In the modification illustrated in FIG. 3, lip 156 and shoulder 158 are curved in cross section to facilitate snap removal of retainer body 140. The inner peripheral side surface 154 of retainer body 140 is frusto-conical so as to mate with the frusto-conical configuration of the retainer cup 144 in a surface engaging relation rather than the line engagement illustrated in FIG. 2. The insulator 142 has its axially extending flange 172 in surface engagement with the channel inner peripheral side surface 154. The radially outer surface 182 of flange 172 is spaced radially inward from the inner peripheral surface 66 of piston 24. The radially extending flange 170 of insulator 142 is positioned much like that in FIG. 2 but the outer peripheral surface 174 thereof may be spaced radially inward from the channel outer peripheral side surface 150.

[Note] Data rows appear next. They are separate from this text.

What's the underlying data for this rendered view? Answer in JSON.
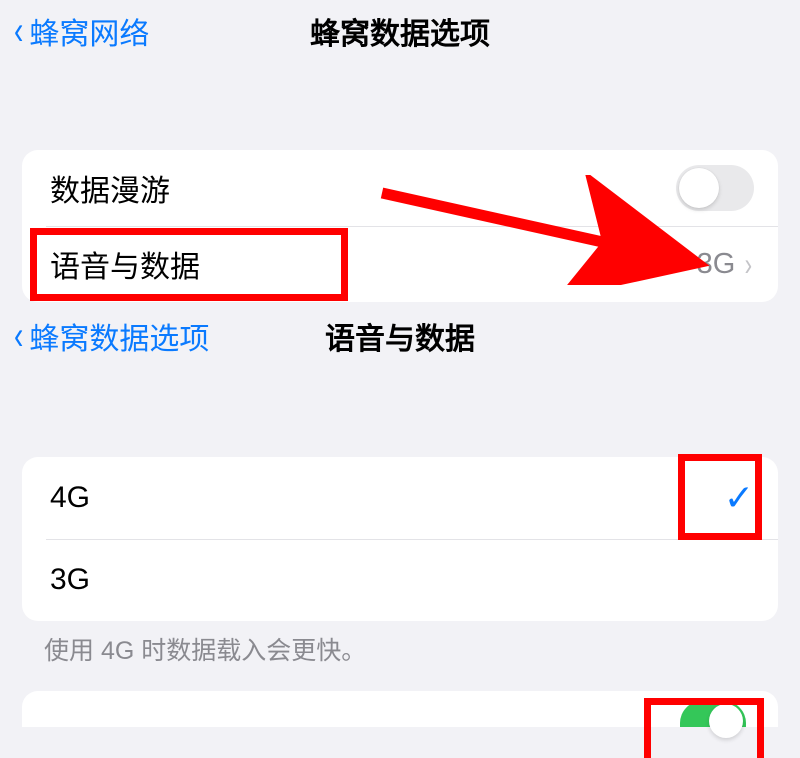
{
  "screen1": {
    "back_label": "蜂窝网络",
    "title": "蜂窝数据选项",
    "rows": {
      "roaming_label": "数据漫游",
      "voice_data_label": "语音与数据",
      "voice_data_value": "3G"
    }
  },
  "screen2": {
    "back_label": "蜂窝数据选项",
    "title": "语音与数据",
    "options": {
      "opt0": "4G",
      "opt1": "3G"
    },
    "footer": "使用 4G 时数据载入会更快。",
    "selected_index": 0
  }
}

In either embodiment, the insulation material may preformed and inserted therein, or may be molded in place. The modification of FIG. 2 is particularly adapted for premolding and insertion, while the modification of FIG. 3 is particularly adapted for molding in place. In either modification, it is desirable to have a spaced relation between the insulator flange 72 or 172 and either the inner peripheral surface 66 of piston 24 or the inner peripheral side surface 54 or 154 of the retainer body 40. This makes it much less likely that the insulator may be cracked during placement or removal of the brake pad assembly relative to the piston.

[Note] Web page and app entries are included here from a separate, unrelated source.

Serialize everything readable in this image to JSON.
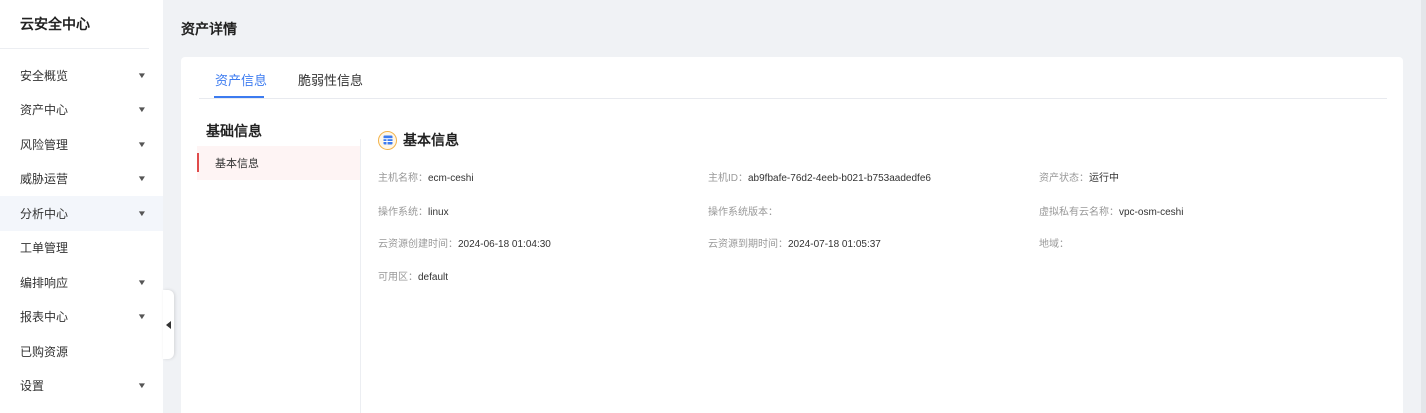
{
  "sidebar": {
    "brand": "云安全中心",
    "items": [
      {
        "label": "安全概览",
        "has_caret": true
      },
      {
        "label": "资产中心",
        "has_caret": true
      },
      {
        "label": "风险管理",
        "has_caret": true
      },
      {
        "label": "威胁运营",
        "has_caret": true
      },
      {
        "label": "分析中心",
        "has_caret": true,
        "active": true
      },
      {
        "label": "工单管理",
        "has_caret": false
      },
      {
        "label": "编排响应",
        "has_caret": true
      },
      {
        "label": "报表中心",
        "has_caret": true
      },
      {
        "label": "已购资源",
        "has_caret": false
      },
      {
        "label": "设置",
        "has_caret": true
      }
    ],
    "caret_glyph": "▼"
  },
  "header": {
    "title": "资产详情"
  },
  "tabs": [
    {
      "label": "资产信息",
      "active": true
    },
    {
      "label": "脆弱性信息",
      "active": false
    }
  ],
  "side_nav": {
    "title": "基础信息",
    "items": [
      {
        "label": "基本信息"
      }
    ]
  },
  "section": {
    "title": "基本信息",
    "icon": "table-icon",
    "fields": [
      {
        "label": "主机名称：",
        "value": "ecm-ceshi"
      },
      {
        "label": "主机ID：",
        "value": "ab9fbafe-76d2-4eeb-b021-b753aadedfe6"
      },
      {
        "label": "资产状态：",
        "value": "运行中"
      },
      {
        "label": "操作系统：",
        "value": "linux"
      },
      {
        "label": "操作系统版本：",
        "value": ""
      },
      {
        "label": "虚拟私有云名称：",
        "value": "vpc-osm-ceshi"
      },
      {
        "label": "云资源创建时间：",
        "value": "2024-06-18 01:04:30"
      },
      {
        "label": "云资源到期时间：",
        "value": "2024-07-18 01:05:37"
      },
      {
        "label": "地域：",
        "value": ""
      },
      {
        "label": "可用区：",
        "value": "default"
      }
    ]
  },
  "colors": {
    "accent": "#3c7bf0",
    "side_marker": "#e04b4b",
    "section_icon": "#f2b34b",
    "page_bg": "#f0f2f5"
  }
}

1. For use in a disc brake, a disc brake shoe retainer assembly for holding a shoe to a disc brake actuating piston and providing noise and heat insulation, the piston having an annular end with an end surface adjacent the shoe to which the retainer assembly is attached, said retainer assembly comprising:

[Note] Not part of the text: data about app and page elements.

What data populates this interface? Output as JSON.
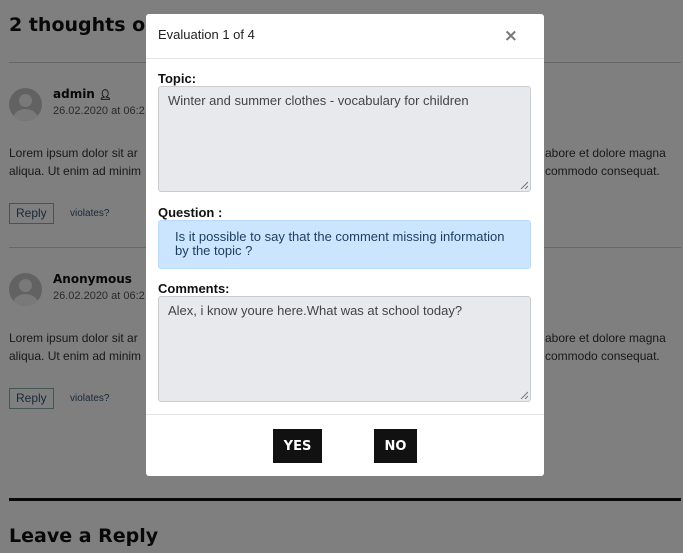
{
  "page": {
    "comments_title": "2 thoughts on",
    "comments": [
      {
        "author": "admin",
        "date": "26.02.2020 at 06:2",
        "text_left_1": "Lorem ipsum dolor sit ar",
        "text_left_2": "aliqua. Ut enim ad minim",
        "text_right_1": "abore et dolore magna",
        "text_right_2": "commodo consequat.",
        "reply_label": "Reply",
        "violates_label": "violates?"
      },
      {
        "author": "Anonymous",
        "date": "26.02.2020 at 06:2",
        "text_left_1": "Lorem ipsum dolor sit ar",
        "text_left_2": "aliqua. Ut enim ad minim",
        "text_right_1": "abore et dolore magna",
        "text_right_2": "commodo consequat.",
        "reply_label": "Reply",
        "violates_label": "violates?"
      }
    ],
    "leave_reply_title": "Leave a Reply"
  },
  "modal": {
    "title": "Evaluation 1 of 4",
    "close_glyph": "×",
    "topic_label": "Topic:",
    "topic_value": "Winter and summer clothes - vocabulary for children",
    "question_label": "Question :",
    "question_line_1": "Is it possible to say that the comment missing information",
    "question_line_2": "by the topic ?",
    "comments_label": "Comments:",
    "comments_value": "Alex, i know youre here.What was at school today?",
    "yes_label": "YES",
    "no_label": "NO"
  },
  "icons": {
    "user": "user-icon",
    "close": "close-icon",
    "resize": "resize-grip-icon",
    "avatar": "default-avatar"
  },
  "colors": {
    "overlay": "rgba(0,0,0,0.5)",
    "field_bg": "#e7e9ec",
    "question_bg": "#cce5ff",
    "question_text": "#1f3d63",
    "button_bg": "#111111"
  }
}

- an annular retainer body formed to provide a channel-like configuration adapted to fit over the piston annular end, the channel-like configuration being defined by an outer peripheral side surface having means thereon for gripping the piston in retaining relation against movement axially away from the piston and fitting over an outer peripheral portion of the piston, an inner peripheral side surface arranged to fit within the piston annular end in inwardly spaced relation therefrom and having means thereon for gripping a suitable part of the shoe in retaining relation against movement of the shoe axially away from the piston, and a bottom surface adapted to be positioned axially between the end surface of the piston annular end and the shoe;
- and insulation means received within said channel-like configuration and sufficiently coextensive with said bottom surface that the piston may transmit brake applying force from the end surface of the piston annular end through said insulation means and said bottom surface to the brake shoe when the disc brake is actuated, said insulation means being in surface engagement with said bottom surface and said inner peripheral side surface and engageable with the end surface of the piston annular end and radially spaced inwardly from the inner peripheral surface of the piston annular end when said retainer body is fitted to the piston.
|3497038||February 1970||Schrader et al.|
|4401012||August 30, 1983||Emmett|
Filed: Sep 7, 1982
Date of Patent: Apr 30, 1985
Assignee: General Motors Corporation (Detroit, MI)
Inventor: Charles T. Hoffman, Jr. (Waynesville, OH)
Primary Examiner: Bruce H. Stoner, Jr.
Assistant Examiner: Alvin Oberley
Attorney: D. D. McGraw
Application Number: 6/415,533
International Classification: F16D 6584;